New Archive and Clore Learning Space officially opened

Lord Pender of Porthcurno has officially opened our new Archive and Clore Learning Space, marking the completion of phase one of ‘Developing for the Future.’

L to R: Tamsin Daniel, HLF; Lord Pender, Patron of The PK Trust; Dave Foot, Chariman of The PK Trust; Mark George, Chief Executive of Porthcurno Telegraph Museum.

L to R: Tamsin Daniel, HLF; Lord Pender, Patron of The PK Trust; Dave Foot, Chairman of The PK Trust; Mark George, Chief Executive of Porthcurno Telegraph Museum.

Following a celebratory day which saw a record-busting number of visitors, the museum has now closed its doors to the public whilst we continue with building work in the main museum buildings. We look forward to re-opening in summer 2014 with new visitor facilities and exciting new exhibitions.

“We are not closing completely. The new Clore Learning Space will open on special day for family events and activities, as well as our regular Ideas Cafe evening talks. We will continue to welcome school and college groups and we’ll also be holding community consultation sessions in the new space. Researchers who want to access Porthcurno’s archive are already benefiting from the fantastic new facilities including a new search room and digitisation facilities.” Rachel Webster, Communications Officer, Porthcurno Telegraph Museum

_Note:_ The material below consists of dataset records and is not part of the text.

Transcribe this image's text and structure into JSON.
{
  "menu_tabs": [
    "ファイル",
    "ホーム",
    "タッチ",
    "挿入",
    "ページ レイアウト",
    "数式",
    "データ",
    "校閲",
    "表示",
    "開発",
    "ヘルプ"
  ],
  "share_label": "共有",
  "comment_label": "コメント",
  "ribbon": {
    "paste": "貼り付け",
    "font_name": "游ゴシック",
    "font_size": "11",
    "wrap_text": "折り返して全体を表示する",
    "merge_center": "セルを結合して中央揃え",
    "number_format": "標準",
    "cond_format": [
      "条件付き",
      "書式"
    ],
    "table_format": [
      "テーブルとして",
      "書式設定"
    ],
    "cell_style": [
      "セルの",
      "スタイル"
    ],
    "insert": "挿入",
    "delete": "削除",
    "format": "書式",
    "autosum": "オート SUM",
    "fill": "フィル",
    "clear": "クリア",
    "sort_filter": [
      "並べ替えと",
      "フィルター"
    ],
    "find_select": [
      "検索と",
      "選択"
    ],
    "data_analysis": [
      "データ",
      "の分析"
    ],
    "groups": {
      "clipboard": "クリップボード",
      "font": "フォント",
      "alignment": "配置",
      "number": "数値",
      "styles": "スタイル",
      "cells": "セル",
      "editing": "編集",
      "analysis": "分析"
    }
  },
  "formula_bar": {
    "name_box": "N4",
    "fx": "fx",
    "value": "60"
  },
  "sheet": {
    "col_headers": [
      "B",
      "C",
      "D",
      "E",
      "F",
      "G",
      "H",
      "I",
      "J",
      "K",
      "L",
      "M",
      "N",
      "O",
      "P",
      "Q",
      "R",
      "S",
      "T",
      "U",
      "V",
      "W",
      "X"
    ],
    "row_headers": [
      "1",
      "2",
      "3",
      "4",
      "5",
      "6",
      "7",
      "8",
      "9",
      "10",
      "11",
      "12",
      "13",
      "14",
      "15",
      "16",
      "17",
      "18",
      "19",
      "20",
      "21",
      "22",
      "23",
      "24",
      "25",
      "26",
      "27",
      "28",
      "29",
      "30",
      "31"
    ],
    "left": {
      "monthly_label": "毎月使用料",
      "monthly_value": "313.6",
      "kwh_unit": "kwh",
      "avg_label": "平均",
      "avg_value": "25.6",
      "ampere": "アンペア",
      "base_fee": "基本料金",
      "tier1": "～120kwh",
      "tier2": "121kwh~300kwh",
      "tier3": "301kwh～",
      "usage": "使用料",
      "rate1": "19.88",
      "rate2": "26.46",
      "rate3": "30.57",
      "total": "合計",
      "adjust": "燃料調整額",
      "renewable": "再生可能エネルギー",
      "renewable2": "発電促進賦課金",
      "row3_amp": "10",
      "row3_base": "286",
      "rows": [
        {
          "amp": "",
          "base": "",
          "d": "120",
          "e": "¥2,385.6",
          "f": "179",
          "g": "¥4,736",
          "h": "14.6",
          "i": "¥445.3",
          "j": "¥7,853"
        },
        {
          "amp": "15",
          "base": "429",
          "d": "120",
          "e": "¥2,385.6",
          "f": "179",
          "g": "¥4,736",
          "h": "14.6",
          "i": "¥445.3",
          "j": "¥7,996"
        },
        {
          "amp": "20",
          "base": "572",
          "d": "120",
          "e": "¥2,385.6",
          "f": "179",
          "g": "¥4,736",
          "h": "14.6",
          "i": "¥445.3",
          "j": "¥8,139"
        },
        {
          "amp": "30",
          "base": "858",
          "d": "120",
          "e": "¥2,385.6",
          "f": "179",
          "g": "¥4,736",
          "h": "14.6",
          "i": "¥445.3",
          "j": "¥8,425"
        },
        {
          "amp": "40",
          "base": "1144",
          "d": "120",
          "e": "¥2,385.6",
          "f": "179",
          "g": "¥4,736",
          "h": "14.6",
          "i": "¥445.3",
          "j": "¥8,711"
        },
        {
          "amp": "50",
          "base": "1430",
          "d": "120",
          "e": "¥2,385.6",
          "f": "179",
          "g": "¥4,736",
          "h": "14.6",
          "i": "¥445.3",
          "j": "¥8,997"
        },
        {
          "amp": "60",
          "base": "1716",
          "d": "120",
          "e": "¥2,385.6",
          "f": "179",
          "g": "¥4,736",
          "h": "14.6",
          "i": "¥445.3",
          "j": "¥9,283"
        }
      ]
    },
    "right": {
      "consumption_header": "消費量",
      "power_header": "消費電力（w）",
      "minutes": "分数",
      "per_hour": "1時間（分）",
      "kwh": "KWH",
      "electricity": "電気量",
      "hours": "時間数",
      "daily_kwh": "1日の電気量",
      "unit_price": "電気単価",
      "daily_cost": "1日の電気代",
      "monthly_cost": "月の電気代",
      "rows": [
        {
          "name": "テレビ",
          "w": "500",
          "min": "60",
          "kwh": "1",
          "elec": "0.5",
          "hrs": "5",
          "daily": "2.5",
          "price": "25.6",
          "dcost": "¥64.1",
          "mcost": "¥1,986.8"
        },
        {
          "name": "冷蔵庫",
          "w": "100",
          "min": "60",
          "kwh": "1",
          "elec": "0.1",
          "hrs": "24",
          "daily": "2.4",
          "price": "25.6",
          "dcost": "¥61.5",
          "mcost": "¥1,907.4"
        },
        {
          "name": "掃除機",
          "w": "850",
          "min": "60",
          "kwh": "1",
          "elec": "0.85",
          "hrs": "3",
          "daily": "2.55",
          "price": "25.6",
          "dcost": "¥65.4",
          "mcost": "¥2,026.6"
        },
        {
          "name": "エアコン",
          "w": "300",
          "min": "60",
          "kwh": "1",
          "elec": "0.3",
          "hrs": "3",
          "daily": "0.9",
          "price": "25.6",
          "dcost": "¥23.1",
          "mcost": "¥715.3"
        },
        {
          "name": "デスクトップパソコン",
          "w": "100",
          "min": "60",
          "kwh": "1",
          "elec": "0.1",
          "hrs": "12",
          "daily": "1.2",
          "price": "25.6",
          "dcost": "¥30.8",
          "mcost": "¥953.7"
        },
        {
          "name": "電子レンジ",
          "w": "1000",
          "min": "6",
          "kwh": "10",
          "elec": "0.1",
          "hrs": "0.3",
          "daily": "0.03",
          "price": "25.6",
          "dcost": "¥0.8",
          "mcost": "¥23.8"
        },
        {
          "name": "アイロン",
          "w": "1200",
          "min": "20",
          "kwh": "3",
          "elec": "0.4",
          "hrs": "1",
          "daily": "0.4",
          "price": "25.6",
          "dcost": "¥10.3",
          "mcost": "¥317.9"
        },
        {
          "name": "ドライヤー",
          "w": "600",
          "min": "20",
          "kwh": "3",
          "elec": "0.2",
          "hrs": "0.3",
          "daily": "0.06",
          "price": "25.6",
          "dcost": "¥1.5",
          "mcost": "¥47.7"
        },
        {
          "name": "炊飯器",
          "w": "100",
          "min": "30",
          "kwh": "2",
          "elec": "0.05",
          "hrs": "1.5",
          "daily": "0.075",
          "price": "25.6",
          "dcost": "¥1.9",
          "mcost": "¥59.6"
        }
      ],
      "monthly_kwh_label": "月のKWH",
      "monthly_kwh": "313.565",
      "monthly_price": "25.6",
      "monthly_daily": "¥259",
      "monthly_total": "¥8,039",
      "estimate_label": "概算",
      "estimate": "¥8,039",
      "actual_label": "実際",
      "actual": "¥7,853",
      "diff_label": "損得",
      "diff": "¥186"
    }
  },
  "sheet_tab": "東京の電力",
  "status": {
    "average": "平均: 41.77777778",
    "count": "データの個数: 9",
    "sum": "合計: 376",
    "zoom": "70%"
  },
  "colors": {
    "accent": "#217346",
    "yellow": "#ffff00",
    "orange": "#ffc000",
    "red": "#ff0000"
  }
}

It is fitting that Lord Pender, the third Baron of Porthcurno and great-great-grandson of the telegraph pioneer John Pender, should unveil the commemorative plaque at the entrance to the new building; his ancestors’ portrait hangs in the new climate-controlled archive store which houses over 18,000 records.

Collections Manager Charlotte Dando shows a group of guests around the new archive store.

Collections Manager Charlotte Dando shows a group of guests around the new archive store.

The museum’s project to develop for a growing and diverse audience has attracted funding from the DCMS/Wolfson Fund, the Coastal Communities Fund, the Clore Duffield Foundation, and Cornwall Council amongst others. For a full list of project funders, see the museum website. Heading up this support is the Heritage Lottery Fund (HLF) who awarded the museum a grant of £1.44m in early 2012.

The opening of the new building also provided an opportunity to welcome the museum’s first Chief Executive, Mark George, newly in post. Relocating to West Cornwall to take up the new position, Mark recently headed the Heritage Lottery funded development of Chedworth Roman Villa and has spent 16 years in various roles with the National Trust. Mark’s role will be to lead the organisation, working alongside the Development Project Team, to secure the long term sustainability of the site.

The new building has been designed by award-winning architects Long & Kentish.

The new building has been designed by award-winning architects Long & Kentish.

Latest photos from site

The new archive and Clore Learning Space is evolving at a rapid pace, and a recent site tour on a cold but bright day revealed the light and airy nature of the new space. With rows and rows of roller racking now in place, the archive appears hungry for the many thousands of documents, photographs and objects that will soon be at home here. With around 27 trades people currently on site, the building is already buzzing with activity and museum staff and volunteers can begin to get a sense of how the building will perform for visiting schools, community groups and researchers.

A behind-the-scenes event is currently being planned to coincide with national Heritage Open Weekend in September. Details of that event will appear on this blog as soon as they are available.

Got a question about the project? Here’s how to get in touch:
Media enquiries: Rachel Webster, Communications Officer
T: 01736 811915 E: rachel.webster@porthcurno.org.uk

Project enquiries: Henrietta Boex, Development Project Manager
T: 01736 810966 E: henrietta.boex@porthcurno.org.uk

Image

Looking back towards the main museum building, Eastern House. Photographed 14 March 2013.

Roller racking in the new archive space

Our Collections Team has been working for several months to prepare thousands of documents, photographs and objects for relocation. This space will be handed over to them in the coming months.

Search room and digitisation suite

The search room is where visiting family historians and academic researchers will be able to access archive documents. The space is also expected to be used frequently by the Local History Group.

Linking glass-fronted corridor from search room to Clore Learning Space

This linking area connects the search room and archive facilities to the Clore Learning Space. With one side of the building tucked into the landscape, the glass front makes the most of Porthcurno’s beautiful natural light.

The Clore Learning Space with v-shape roof and high-level windows

The flexible new learning space is filled with natural light, thanks to windows on both sides. The beautiful, heavy wooden beams of the distinctive V-shaped roof add warmth.

 

V-shape roof as viewed from main museum building with sea view in background

Stood outside the existing archive in Eastern House, looking down towards the new building. The distinctive roof design echoes the natural landscape of Porthcurno valley.